Nishida stated early on that he wanted to inquire into “the true reality of the universe,” (Yusa, Ibid, 23) but he wanted to carry out “a philosophical inquiry in a wholly different manner, that is, from the vantage point of the “real self.” (Yusa, Ibid, 66) By real self, he meant the no-self of Zen. Unlike a Zen master in charge of novices in a monastic community, Nishida was not trying to bring monks to awakening. What he had set up himself to do was to inquire into the nature of the world as experienced from the standpoint of awakening. He used the language of Western philosophy rather than that of early Indian Buddhist philosophers, because it was necessary for him to express his thought in the language which the Japanese were increasingly using in their everyday lives as they modernized the country.

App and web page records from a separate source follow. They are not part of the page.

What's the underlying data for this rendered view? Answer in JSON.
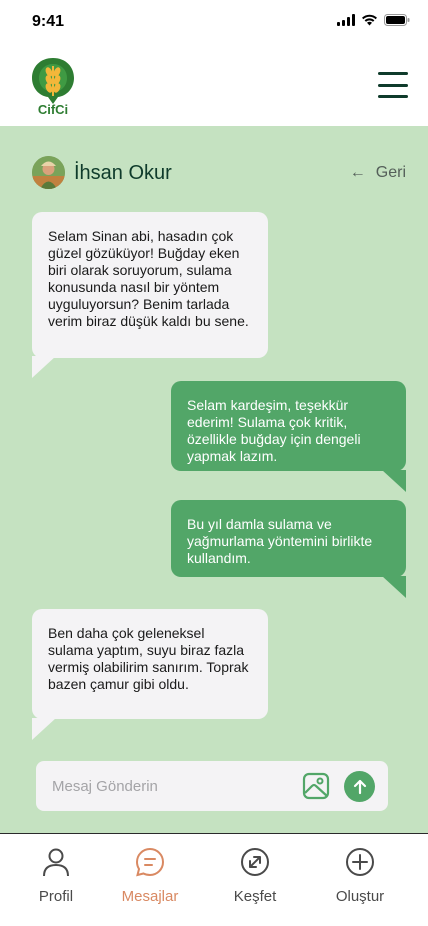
{
  "status_bar": {
    "time": "9:41"
  },
  "header": {
    "logo_text": "CifCi",
    "menu_icon": "hamburger-menu-icon"
  },
  "chat": {
    "contact_name": "İhsan Okur",
    "back_label": "Geri",
    "messages": [
      {
        "from": "incoming",
        "text": "Selam Sinan abi, hasadın çok güzel gözüküyor! Buğday eken biri olarak soruyorum, sulama konusunda nasıl bir yöntem uyguluyorsun? Benim tarlada verim biraz düşük kaldı bu sene."
      },
      {
        "from": "outgoing",
        "text": "Selam kardeşim, teşekkür ederim! Sulama çok kritik, özellikle buğday için dengeli yapmak lazım."
      },
      {
        "from": "outgoing",
        "text": "Bu yıl damla sulama ve yağmurlama yöntemini birlikte kullandım."
      },
      {
        "from": "incoming",
        "text": "Ben daha çok geleneksel sulama yaptım, suyu biraz fazla vermiş olabilirim sanırım. Toprak bazen çamur gibi oldu."
      }
    ],
    "input_placeholder": "Mesaj Gönderin"
  },
  "nav": {
    "items": [
      {
        "label": "Profil",
        "icon": "user-icon",
        "active": false
      },
      {
        "label": "Mesajlar",
        "icon": "chat-icon",
        "active": true
      },
      {
        "label": "Keşfet",
        "icon": "explore-icon",
        "active": false
      },
      {
        "label": "Oluştur",
        "icon": "plus-circle-icon",
        "active": false
      }
    ]
  },
  "colors": {
    "chat_background": "#c5e2c1",
    "outgoing_bubble": "#52a668",
    "incoming_bubble": "#f4f3f5",
    "active_nav": "#d98962",
    "brand_dark": "#0f3b2b"
  }
}
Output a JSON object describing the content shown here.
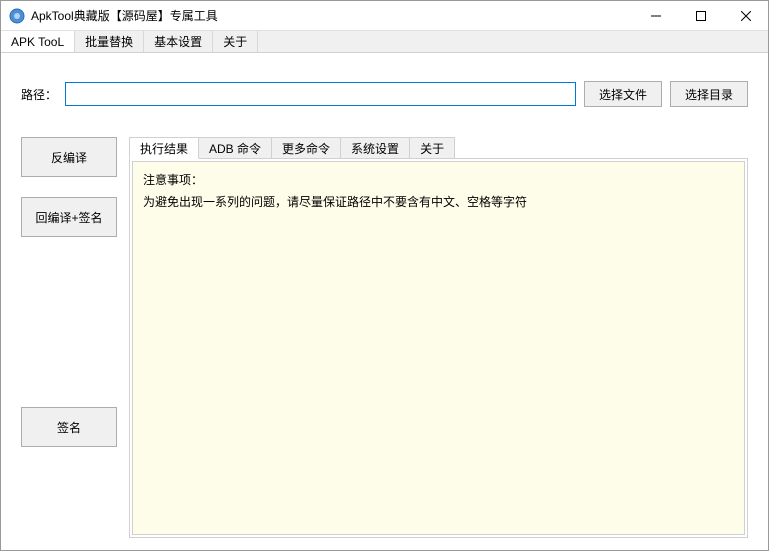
{
  "window": {
    "title": "ApkTool典藏版【源码屋】专属工具"
  },
  "menubar": {
    "items": [
      {
        "label": "APK TooL"
      },
      {
        "label": "批量替换"
      },
      {
        "label": "基本设置"
      },
      {
        "label": "关于"
      }
    ]
  },
  "path": {
    "label": "路径：",
    "value": "",
    "select_file": "选择文件",
    "select_dir": "选择目录"
  },
  "actions": {
    "decompile": "反编译",
    "recompile_sign": "回编译+签名",
    "sign": "签名"
  },
  "tabs": {
    "items": [
      {
        "label": "执行结果"
      },
      {
        "label": "ADB 命令"
      },
      {
        "label": "更多命令"
      },
      {
        "label": "系统设置"
      },
      {
        "label": "关于"
      }
    ]
  },
  "result": {
    "line1": "注意事项：",
    "line2": "为避免出现一系列的问题，请尽量保证路径中不要含有中文、空格等字符"
  }
}
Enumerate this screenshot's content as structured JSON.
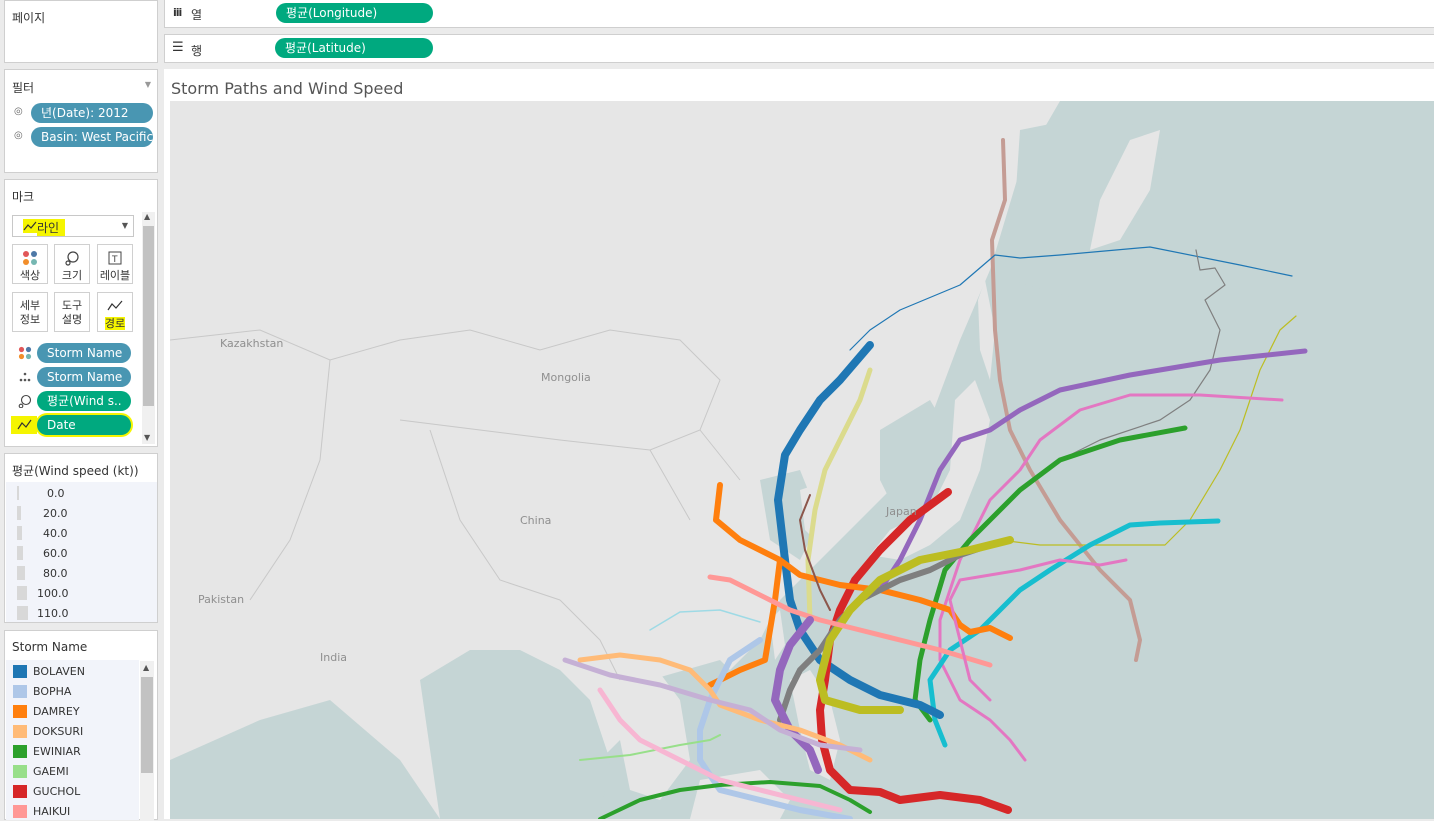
{
  "pages_panel": {
    "title": "페이지"
  },
  "shelves": {
    "columns": {
      "label": "열",
      "pill": "평균(Longitude)"
    },
    "rows": {
      "label": "행",
      "pill": "평균(Latitude)"
    }
  },
  "filters": {
    "title": "필터",
    "items": [
      {
        "label": "년(Date): 2012"
      },
      {
        "label": "Basin: West Pacific"
      }
    ]
  },
  "marks": {
    "title": "마크",
    "mark_type": "라인",
    "buttons": [
      {
        "label": "색상"
      },
      {
        "label": "크기"
      },
      {
        "label": "레이블"
      },
      {
        "label": "세부\n정보"
      },
      {
        "label": "도구\n설명"
      },
      {
        "label": "경로"
      }
    ],
    "fields": [
      {
        "label": "Storm Name"
      },
      {
        "label": "Storm Name"
      },
      {
        "label": "평균(Wind s.."
      },
      {
        "label": "Date"
      }
    ]
  },
  "size_legend": {
    "title": "평균(Wind speed (kt))",
    "values": [
      "0.0",
      "20.0",
      "40.0",
      "60.0",
      "80.0",
      "100.0",
      "110.0"
    ]
  },
  "color_legend": {
    "title": "Storm Name",
    "items": [
      {
        "name": "BOLAVEN",
        "color": "#1f77b4"
      },
      {
        "name": "BOPHA",
        "color": "#aec7e8"
      },
      {
        "name": "DAMREY",
        "color": "#ff7f0e"
      },
      {
        "name": "DOKSURI",
        "color": "#ffbb78"
      },
      {
        "name": "EWINIAR",
        "color": "#2ca02c"
      },
      {
        "name": "GAEMI",
        "color": "#98df8a"
      },
      {
        "name": "GUCHOL",
        "color": "#d62728"
      },
      {
        "name": "HAIKUI",
        "color": "#ff9896"
      }
    ]
  },
  "viz": {
    "title": "Storm Paths and Wind Speed",
    "map_labels": {
      "kazakhstan": "Kazakhstan",
      "mongolia": "Mongolia",
      "china": "China",
      "pakistan": "Pakistan",
      "india": "India",
      "japan": "Japan"
    }
  },
  "colors": {
    "pill_blue": "#4996b2",
    "pill_green": "#00a97f",
    "highlight": "#f5f500",
    "land": "#e6e6e6",
    "water": "#c3d4d4"
  }
}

Using the conceptual abstract language of Western philosophy to describe the concretely experienced reality which awakening is meant to usher you into, is of course an apparently absurd thing to undertake. Buddhism has had a long history of rejecting all things intellectual, and Zen has been especially rigorous in its anti-intellectual stance. Zen relies on a blend of working on koans, meant to give the practitionners flashes of insight into concrete reality, and week-long silent retreats including hours of sitting every day, meant to allow that insight to “sink in” and become as it were embedded in your way of life. What allowed Nishida to feel justified in attempting his philosophical inquiry is the insight that “pure experience includes thinking.” What had to be done is to describe the process through which thoughts arose from concrete experience, and to show that the problem is not with concepts per se. We could not live without concepts. What we must do, though, is look into the way they arise, and make sure we use them in the right way. The mainstream worldview holding sway wherever you happen to be in the world is the product of minds which operated from an ego-centred standpoint and whose interpretation of reality is distorted by attachments – greed, fear and ignorance. So the first move is to show that only the ego-less no-mind can see things as they are. The move from ego-centredness to no-mind is what, in his last writings, Nishida calls “a turning of the self,” and it is this, very precisely this, that Nishida takes to be the embrace of a religious worldview. Becoming religious, therefore, is not adopting a particular “sacred text” as a revelation of the truth received by some prophet of the past, purported to be a record of the way things are, once and for all. On the contrary, becoming religious is to reject all texts, “kill the Buddha,” and embark on the task of emptying one’s self so that one is a transparent vehicle for an undistorted self-expression of the world. In addition, becoming religious is to gain the ability to see the world through what Robert Carter calls the “double-aperture,” seeing at once the conceptual interpretation, and the fact that this interpretation is only a temporary take on things, at a particular moment, in a particular context: in other words, it is conditioned, and one should be ready to let it go if it proves to become incorrect due to changes taking place. This is also what Carter calls “seeing things lined with nothingness.”